The prominent businessman reportedly played the role of go-between in the transfer of NT$400 million from a relative, Taiwan Cement Corp. chairman Leslie Koo, to Tsai Ming-cheh, a friend of former First Lady Wu Shu-jen.
Media have reported that Wu might have accepted some of the money as a commission for facilitating the land deal. An investment company owned by the Koos needed to find a buyer for its land in order to solve its financial problems.
The former Chinatrust vice chairman reportedly also gave NT$100 million as a political donation to Chen's Democratic Progressive Party, but the money ended up in the former First Family's private bank accounts, media reported.
Koo's decision to return to Taiwan reportedly came after a trip to Japan by a member of the Special Investigation Division, even though the prosecutors denied they had made a deal with the banker.
His father, Chinatrust chairman Jeffrey Koo Sr., returned to Taiwan yesterday after cutting short his trip to Peru with the country's delegation to the APEC annual meeting.
Upon his arrival at Taiwan Taoyuan International Airport, Koo said he had not phoned his son yet. The elder Koo has always denied allegations that his family made payments to Chen's family in return for the permission to take stakes in state-run financial institutions.
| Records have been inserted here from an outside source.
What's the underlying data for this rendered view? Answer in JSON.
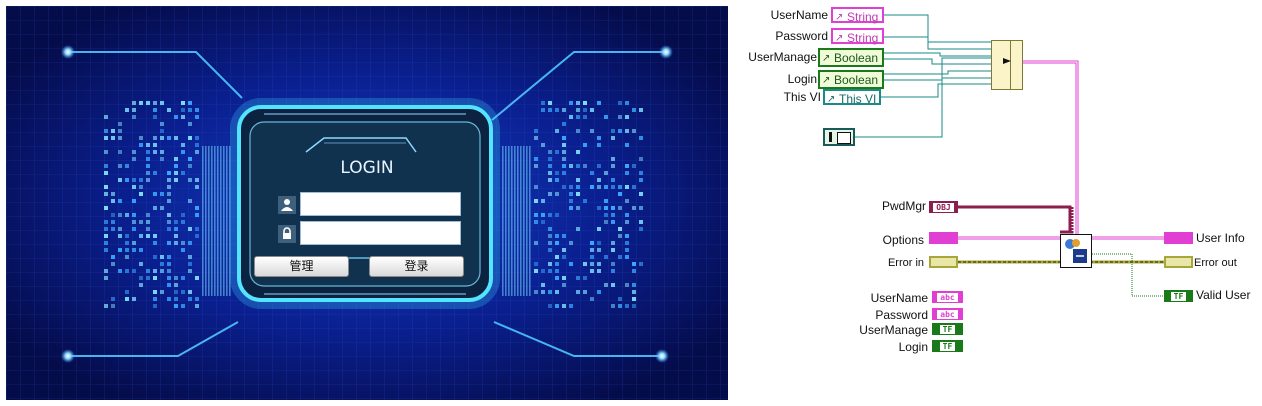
{
  "front_panel": {
    "title": "LOGIN",
    "username_value": "",
    "password_value": "",
    "manage_button_label": "管理",
    "login_button_label": "登录"
  },
  "block_diagram": {
    "property_node": {
      "items": [
        "UserName",
        "Password",
        "UserManage",
        "Login",
        "This VI"
      ],
      "types": [
        "String",
        "String",
        "Boolean",
        "Boolean",
        "This VI"
      ]
    },
    "inputs": {
      "pwdmgr": {
        "label": "PwdMgr",
        "type": "OBJ"
      },
      "options": {
        "label": "Options"
      },
      "error_in": {
        "label": "Error in"
      }
    },
    "outputs": {
      "user_info": {
        "label": "User Info"
      },
      "error_out": {
        "label": "Error out"
      },
      "valid_user": {
        "label": "Valid User",
        "type": "TF"
      }
    },
    "controls": [
      {
        "label": "UserName",
        "type": "abc"
      },
      {
        "label": "Password",
        "type": "abc"
      },
      {
        "label": "UserManage",
        "type": "TF"
      },
      {
        "label": "Login",
        "type": "TF"
      }
    ],
    "colors": {
      "string": "#e13fd3",
      "boolean": "#1a7a1a",
      "refnum": "#1a8a8a",
      "error": "#a7a63a",
      "object": "#8c1d4c"
    }
  }
}
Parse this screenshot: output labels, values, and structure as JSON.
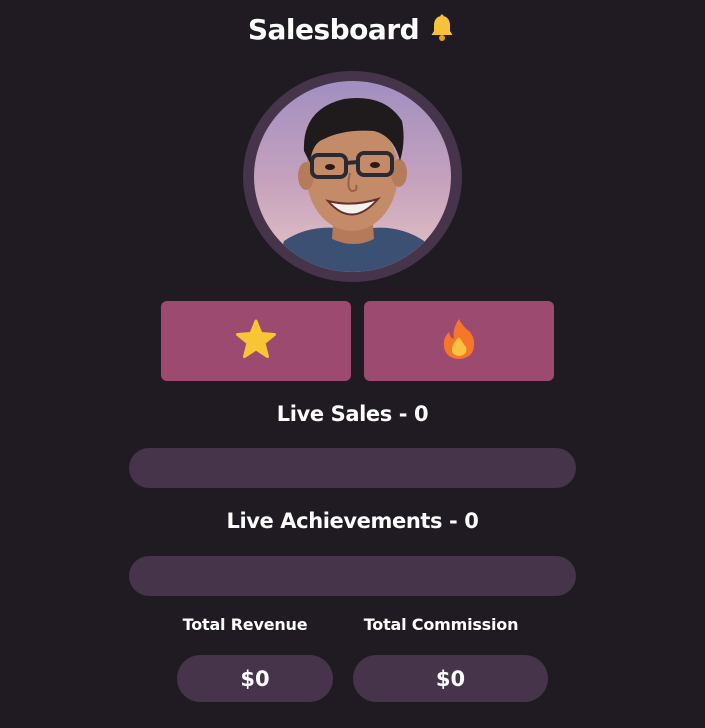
{
  "header": {
    "title": "Salesboard",
    "title_icon": "bell-icon"
  },
  "profile": {
    "avatar": "profile-photo"
  },
  "reaction_tiles": [
    {
      "icon": "star-icon",
      "color": "#9d4a70"
    },
    {
      "icon": "fire-icon",
      "color": "#9d4a70"
    }
  ],
  "live_sales": {
    "label": "Live Sales - 0"
  },
  "live_achievements": {
    "label": "Live Achievements - 0"
  },
  "totals": {
    "revenue_label": "Total Revenue",
    "revenue_value": "$0",
    "commission_label": "Total Commission",
    "commission_value": "$0"
  },
  "colors": {
    "background": "#201b22",
    "tile": "#9d4a70",
    "bar": "#45344a",
    "text": "#ffffff"
  }
}
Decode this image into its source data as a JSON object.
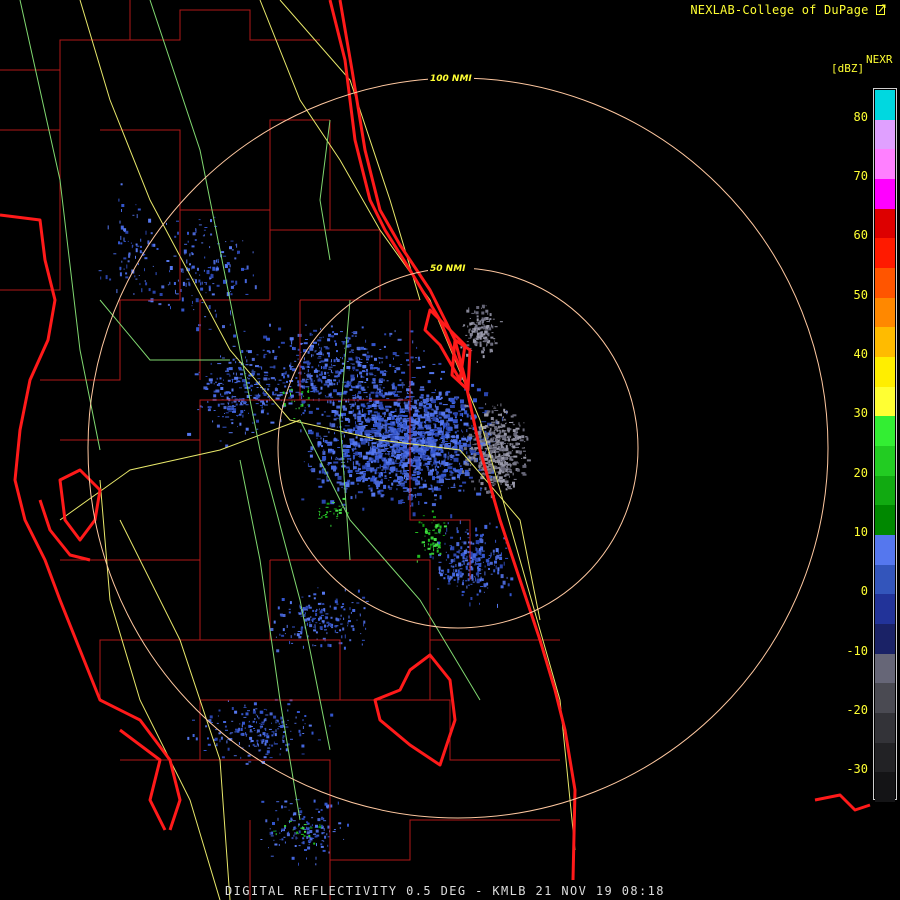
{
  "header": {
    "credit": "NEXLAB-College of DuPage",
    "product": "NEXR",
    "units": "[dBZ]"
  },
  "legend": {
    "ticks": [
      "80",
      "70",
      "60",
      "50",
      "40",
      "30",
      "20",
      "10",
      "0",
      "-10",
      "-20",
      "-30"
    ],
    "color_stops": [
      {
        "from": 85,
        "to": 80,
        "color": "#00d8e0"
      },
      {
        "from": 80,
        "to": 75,
        "color": "#e0a0ff"
      },
      {
        "from": 75,
        "to": 70,
        "color": "#ff80ff"
      },
      {
        "from": 70,
        "to": 65,
        "color": "#ff00ff"
      },
      {
        "from": 65,
        "to": 60,
        "color": "#dd0000"
      },
      {
        "from": 60,
        "to": 55,
        "color": "#ff1a00"
      },
      {
        "from": 55,
        "to": 50,
        "color": "#ff5500"
      },
      {
        "from": 50,
        "to": 45,
        "color": "#ff8800"
      },
      {
        "from": 45,
        "to": 40,
        "color": "#ffbb00"
      },
      {
        "from": 40,
        "to": 35,
        "color": "#ffee00"
      },
      {
        "from": 35,
        "to": 30,
        "color": "#ffff33"
      },
      {
        "from": 30,
        "to": 25,
        "color": "#33ee33"
      },
      {
        "from": 25,
        "to": 20,
        "color": "#22cc22"
      },
      {
        "from": 20,
        "to": 15,
        "color": "#11aa11"
      },
      {
        "from": 15,
        "to": 10,
        "color": "#008800"
      },
      {
        "from": 10,
        "to": 5,
        "color": "#5577ee"
      },
      {
        "from": 5,
        "to": 0,
        "color": "#3355bb"
      },
      {
        "from": 0,
        "to": -5,
        "color": "#223399"
      },
      {
        "from": -5,
        "to": -10,
        "color": "#1a2266"
      },
      {
        "from": -10,
        "to": -15,
        "color": "#666677"
      },
      {
        "from": -15,
        "to": -20,
        "color": "#4a4a52"
      },
      {
        "from": -20,
        "to": -25,
        "color": "#333338"
      },
      {
        "from": -25,
        "to": -30,
        "color": "#222225"
      },
      {
        "from": -30,
        "to": -35,
        "color": "#141416"
      }
    ]
  },
  "range_rings": [
    {
      "label": "100 NMI"
    },
    {
      "label": "50 NMI"
    }
  ],
  "footer": {
    "caption": "DIGITAL REFLECTIVITY 0.5 DEG - KMLB 21 NOV 19 08:18"
  },
  "colors": {
    "background": "#000000",
    "coastline": "#ff1a1a",
    "county_lines": "#b01818",
    "highways": "#e8e86a",
    "roads": "#80d870",
    "range_ring": "#ffc8a0",
    "label_yellow": "#ffff33",
    "weak_echo_blue": "#4466dd",
    "clutter_gray": "#777788",
    "light_green": "#22bb22"
  },
  "radar_site": "KMLB"
}
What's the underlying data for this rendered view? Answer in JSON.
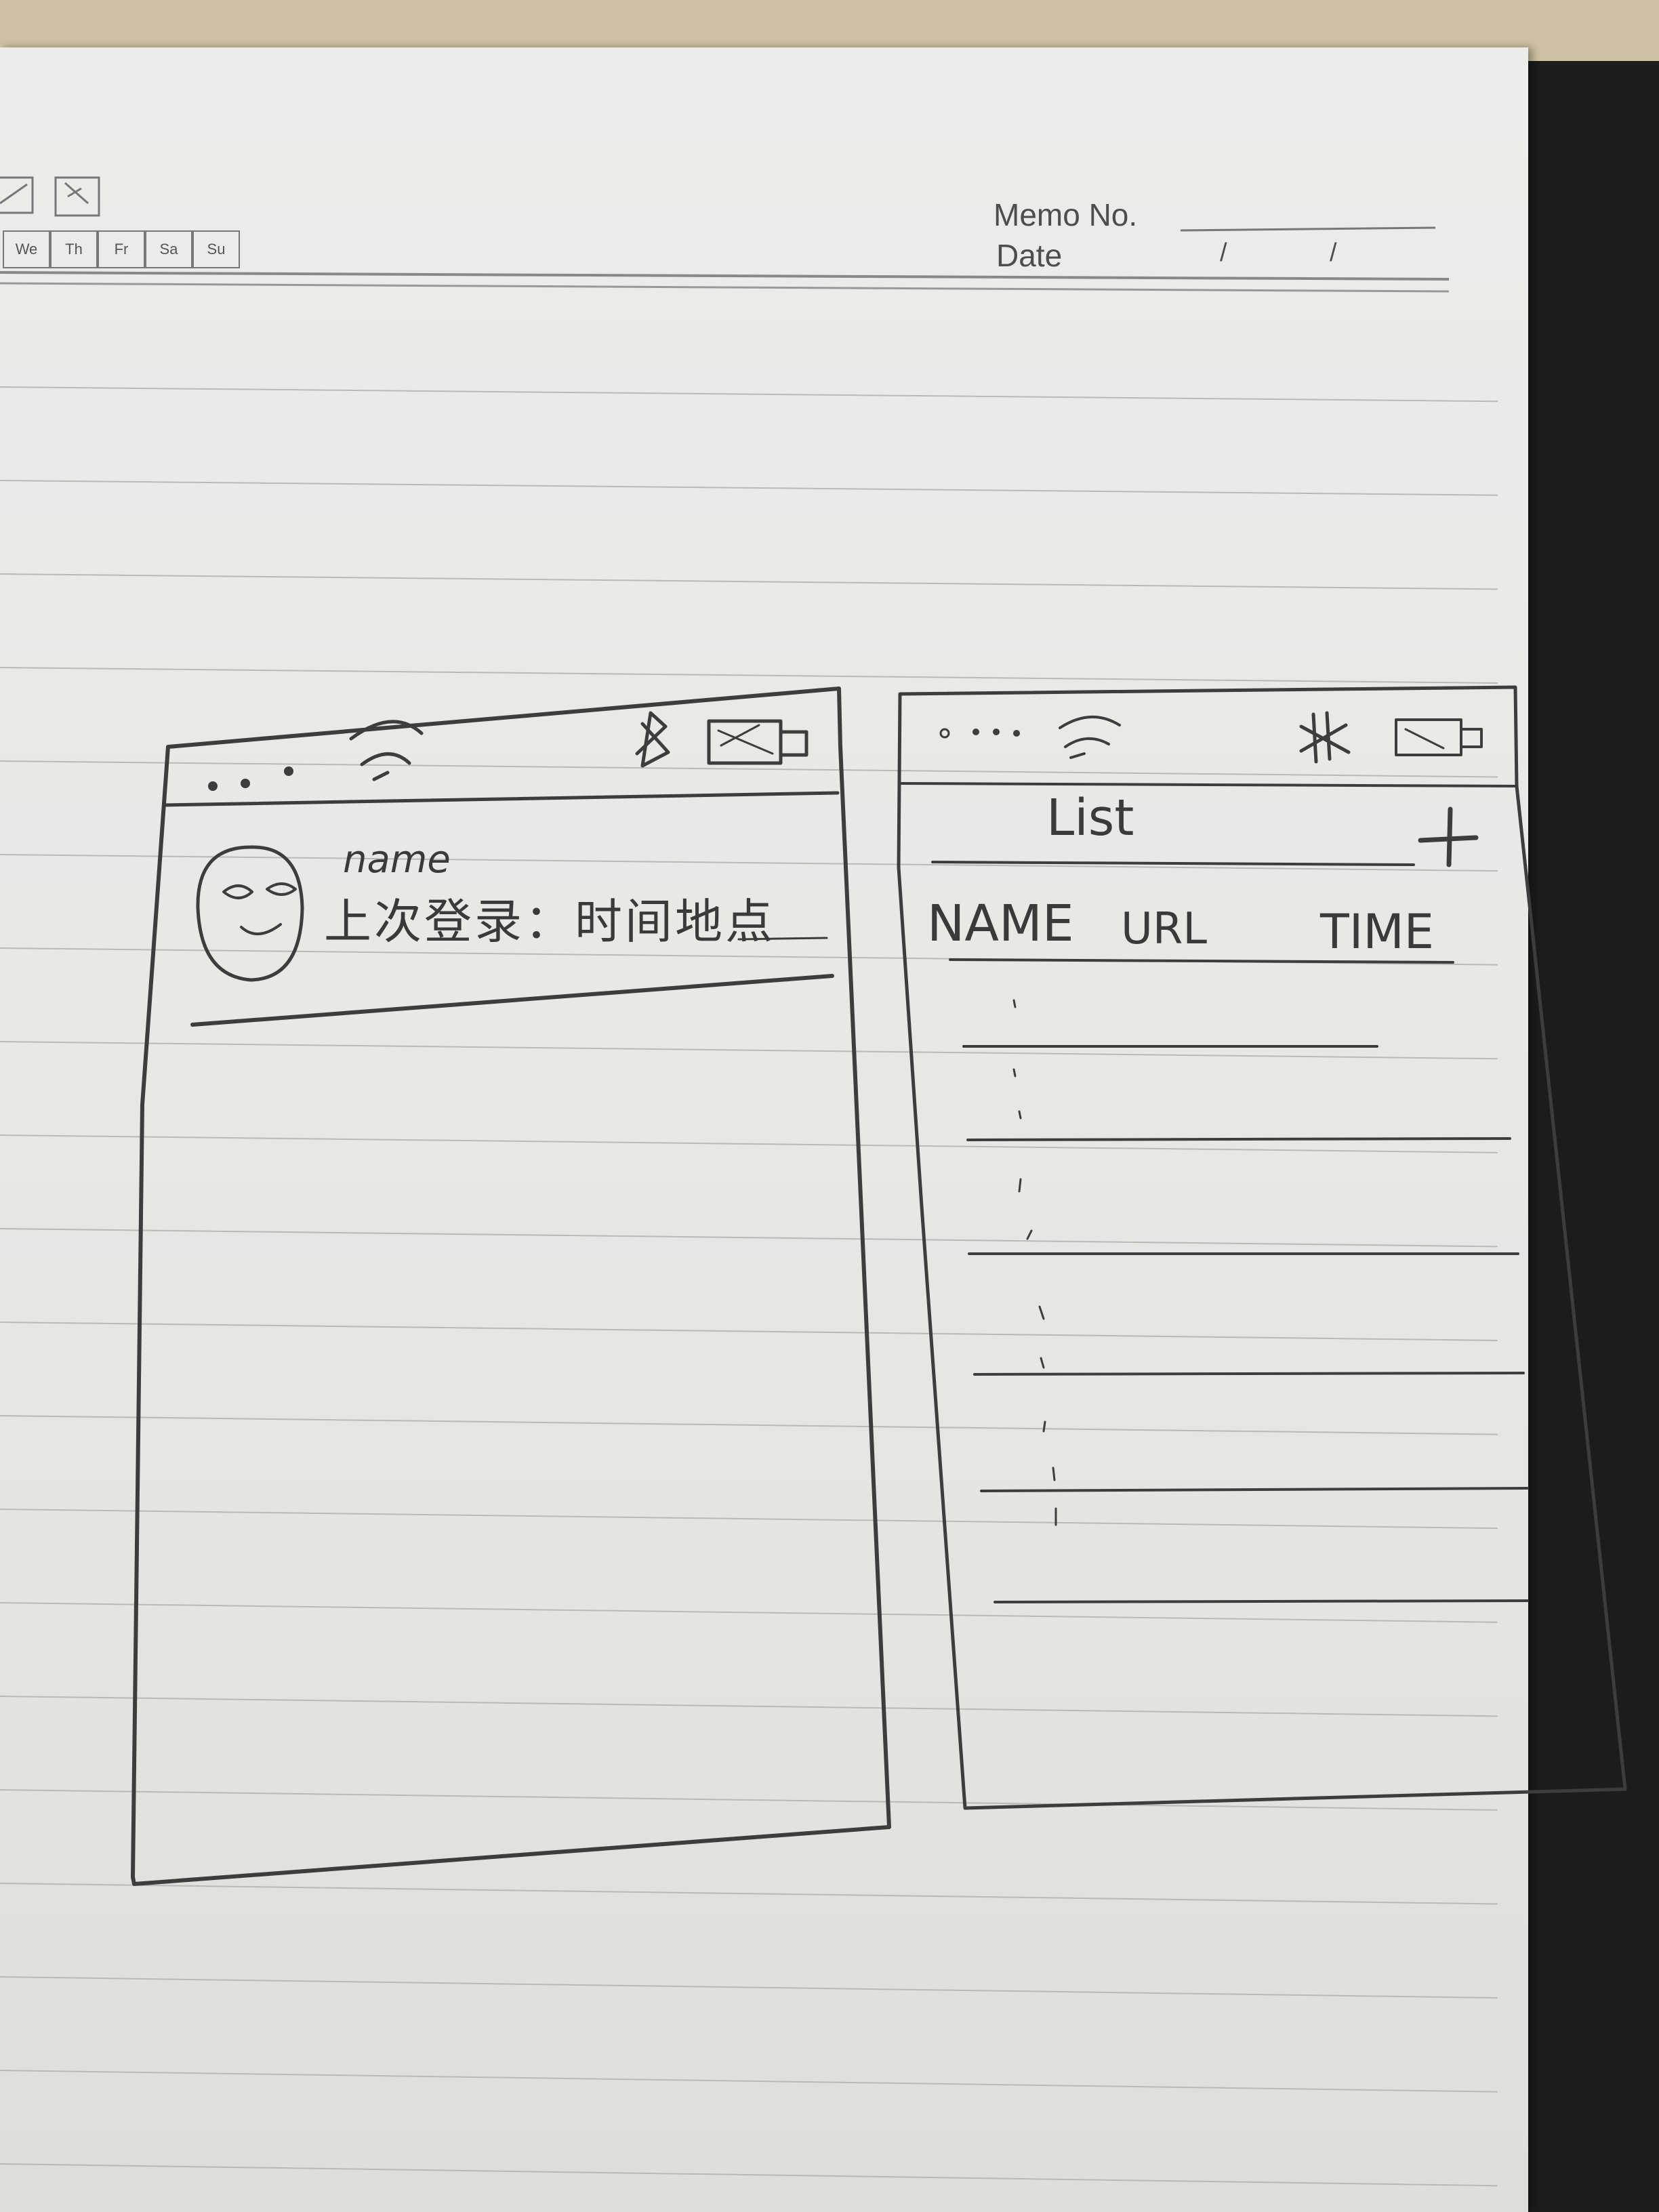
{
  "notebook_header": {
    "memo_label": "Memo No.",
    "date_label": "Date",
    "date_slash_1": "/",
    "date_slash_2": "/",
    "days": [
      "We",
      "Th",
      "Fr",
      "Sa",
      "Su"
    ]
  },
  "sketch_left_screen": {
    "status_bar": {
      "icons": [
        "signal-dots-icon",
        "wifi-icon",
        "bluetooth-icon",
        "battery-icon"
      ]
    },
    "profile_card": {
      "name": "name",
      "last_login": "上次登录：时间地点"
    }
  },
  "sketch_right_screen": {
    "status_bar": {
      "icons": [
        "signal-dots-icon",
        "wifi-icon",
        "bluetooth-icon",
        "battery-icon"
      ]
    },
    "title": "List",
    "add_label": "+",
    "columns": [
      "NAME",
      "URL",
      "TIME"
    ]
  }
}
Lawmakers from both sides of the political spectrum said prosecutors treated the younger Koo too leniently. The DPP contrasted the banker's speedy release with the decision to take the former president into custody on Nov. 12.
Chen has been on a hunger strike since his detention, spent three days in hospital for treatment, and was questioned once by prosecutors at the Taipei Detention Center in Tucheng, Taipei County.
In the latest stage of the investigation, prosecutors summoned Wu Ching-mao, the brother of the former First Lady, from prison to face questioning yesterday. His wife was also asked to appear, and left after six hours.